No More Taxpayer Money to Settle ‘Fraudulent’ Pigford II Claims, Republican Says
(CNSNews.com) - A Republican lawmaker is trying to protect taxpayers from what he calls fraudulent racial discrimination claims filed against the government by black farmers.
Rep. Steve King (R-Iowa) on Wednesday filed an amendment to an Agriculture appropriations bill that would prevent any additional taxpayer money from being used to settle claims associated with the government's "fraud-plagued Pigford II program."
The money, King said, “is being used primarily to build political goodwill for the President.”
As CNSNews.com previously reported, the USDA allegedly discriminated against black farmers in dispensing federally funded farm loans between 1981 and 1996. In 1999, the federal government settled a class action suit brought against the government by black farmers. The case was dubbed “Pigford," after the name of the lead plaintiff.
As a result of that Pigford settlement, the government eventually paid $1 billion in compensation to 15,640 claimants.
However, 73,800 additional people applied for compensation after the September 2000 filing deadline.
In 2008, then-Sen. Barack Obama managed to get $100 million included in the annual farm bill to pay compensation to black claimants who missed the September 2000 deadline in the original Pigford settlement.

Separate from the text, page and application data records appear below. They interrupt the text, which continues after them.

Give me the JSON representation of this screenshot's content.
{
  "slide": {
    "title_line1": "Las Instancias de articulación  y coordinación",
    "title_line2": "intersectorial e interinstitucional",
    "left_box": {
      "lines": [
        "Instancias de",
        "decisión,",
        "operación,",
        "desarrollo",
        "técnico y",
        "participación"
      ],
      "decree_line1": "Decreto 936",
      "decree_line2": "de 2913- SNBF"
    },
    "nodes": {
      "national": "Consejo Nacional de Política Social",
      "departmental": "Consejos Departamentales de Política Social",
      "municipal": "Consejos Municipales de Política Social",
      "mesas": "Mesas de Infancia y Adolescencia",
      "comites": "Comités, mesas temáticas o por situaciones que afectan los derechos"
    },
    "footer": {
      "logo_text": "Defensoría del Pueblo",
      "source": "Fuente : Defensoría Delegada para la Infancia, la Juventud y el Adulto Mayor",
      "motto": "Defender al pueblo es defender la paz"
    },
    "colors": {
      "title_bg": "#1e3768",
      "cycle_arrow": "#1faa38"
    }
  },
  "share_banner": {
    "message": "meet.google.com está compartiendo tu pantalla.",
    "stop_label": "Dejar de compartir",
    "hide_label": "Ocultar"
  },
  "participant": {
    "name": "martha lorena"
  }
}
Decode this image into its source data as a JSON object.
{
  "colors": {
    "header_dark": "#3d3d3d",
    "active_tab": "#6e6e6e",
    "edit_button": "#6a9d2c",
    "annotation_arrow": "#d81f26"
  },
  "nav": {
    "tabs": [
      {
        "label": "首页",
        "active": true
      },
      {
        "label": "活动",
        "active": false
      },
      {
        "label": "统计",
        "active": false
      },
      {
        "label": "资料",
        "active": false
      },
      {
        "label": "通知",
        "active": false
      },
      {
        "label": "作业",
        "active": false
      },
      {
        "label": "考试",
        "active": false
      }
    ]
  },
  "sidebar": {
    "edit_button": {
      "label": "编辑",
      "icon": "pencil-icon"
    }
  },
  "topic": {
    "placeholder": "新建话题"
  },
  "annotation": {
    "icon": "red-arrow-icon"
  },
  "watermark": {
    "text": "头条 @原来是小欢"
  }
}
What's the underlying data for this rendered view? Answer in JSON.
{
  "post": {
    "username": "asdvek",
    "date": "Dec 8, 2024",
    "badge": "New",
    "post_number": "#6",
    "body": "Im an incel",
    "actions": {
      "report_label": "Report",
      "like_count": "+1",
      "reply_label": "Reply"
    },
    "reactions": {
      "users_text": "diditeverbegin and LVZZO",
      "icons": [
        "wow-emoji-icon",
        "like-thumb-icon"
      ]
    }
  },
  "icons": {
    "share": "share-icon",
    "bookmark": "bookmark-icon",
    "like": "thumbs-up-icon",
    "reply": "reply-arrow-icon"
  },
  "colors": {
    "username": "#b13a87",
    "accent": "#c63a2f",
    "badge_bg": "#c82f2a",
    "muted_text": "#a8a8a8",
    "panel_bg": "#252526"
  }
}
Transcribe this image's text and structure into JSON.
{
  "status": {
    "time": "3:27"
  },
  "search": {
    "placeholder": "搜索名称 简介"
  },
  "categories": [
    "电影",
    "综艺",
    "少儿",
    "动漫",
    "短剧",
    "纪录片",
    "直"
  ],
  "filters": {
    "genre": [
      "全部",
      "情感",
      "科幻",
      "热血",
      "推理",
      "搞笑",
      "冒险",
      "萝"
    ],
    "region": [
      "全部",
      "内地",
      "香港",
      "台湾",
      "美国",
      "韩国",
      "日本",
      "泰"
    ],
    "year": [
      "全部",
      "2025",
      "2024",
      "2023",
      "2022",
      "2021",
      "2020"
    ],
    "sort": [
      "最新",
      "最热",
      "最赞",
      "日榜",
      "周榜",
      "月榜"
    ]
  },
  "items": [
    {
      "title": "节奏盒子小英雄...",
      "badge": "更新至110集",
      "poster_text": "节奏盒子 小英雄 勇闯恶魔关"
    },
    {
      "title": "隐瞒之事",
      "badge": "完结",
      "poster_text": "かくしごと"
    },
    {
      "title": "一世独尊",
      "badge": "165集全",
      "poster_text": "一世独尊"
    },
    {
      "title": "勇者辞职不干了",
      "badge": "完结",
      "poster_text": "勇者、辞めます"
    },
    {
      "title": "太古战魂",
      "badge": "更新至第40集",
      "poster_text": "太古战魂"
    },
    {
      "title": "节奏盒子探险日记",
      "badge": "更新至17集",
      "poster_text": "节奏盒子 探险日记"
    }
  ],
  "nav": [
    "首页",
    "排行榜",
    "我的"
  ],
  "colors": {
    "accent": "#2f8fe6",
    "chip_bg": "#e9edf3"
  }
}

But in February 2010, Agriculture Secretary Tom Vilsack and Attorney General Eric Holder reached a new settlement with the black farmers — called “Pigford II” -- to provide an additional $1.15 billion to black farmers, on top of Obama’s $100 million earmark.
In November 2010, the lame-duck Congress approved the $1.15 billion (to add to the $100 million Obama had inserted into the 2008 farm bill), making a total of $1.25 billion available to black farmers. Obama signed that funding bill into law late last year.
It is the $1.15 billion figure that concerns Rep. King:
"In the 2008 Farm Bill, Congress limited taxpayers' exposure to the Pigford II settlement program at $100 million, a figure that was deemed sufficient to resolve the racial discrimination claims leveled against the United States Department of Agriculture by black farmers," King said on Wednesday.
"Since that time, a lame-duck Democratic Congress agreed to President Obama's request to pump an additional $1.15 billion into the Pigford II settlement program, doing so even though the program is rife with credible allegations of massive fraud that have not been fully investigated. This was an irresponsible act, and it violated Congress's responsibility to be good stewards of taxpayers' money."
King said the House of Representatives, now led by Republicans, should not ratify the lame-duck Congress's decision to increase American taxpayers' exposure to the Pigford II "fraud."
"I believe that an investigation into the program will reveal that the majority of the claims that have been filed are fraudulent, and Congress should not turn a blind eye to the real possibility that the money is being used primarily to build political goodwill for the President instead of being used to properly redress the much smaller universe of people who have actually suffered harm.
"If passed, my amendment would put the brakes on Pigford II funding, and it would prevent the Secretary of Agriculture from paying fraudulent claims one $50,000 check at a time."
As CNSNews.com has reported, King and some other members of Congress believe that the USDA did in fact discriminate against black farmers in the period from 1981 through 1996. However, they are concerned that the number of people who have received compensation payments from the government, and who are anticipated to receive compensation under the new settlement, may significantly exceed the number of people who were actual victims of discrimination.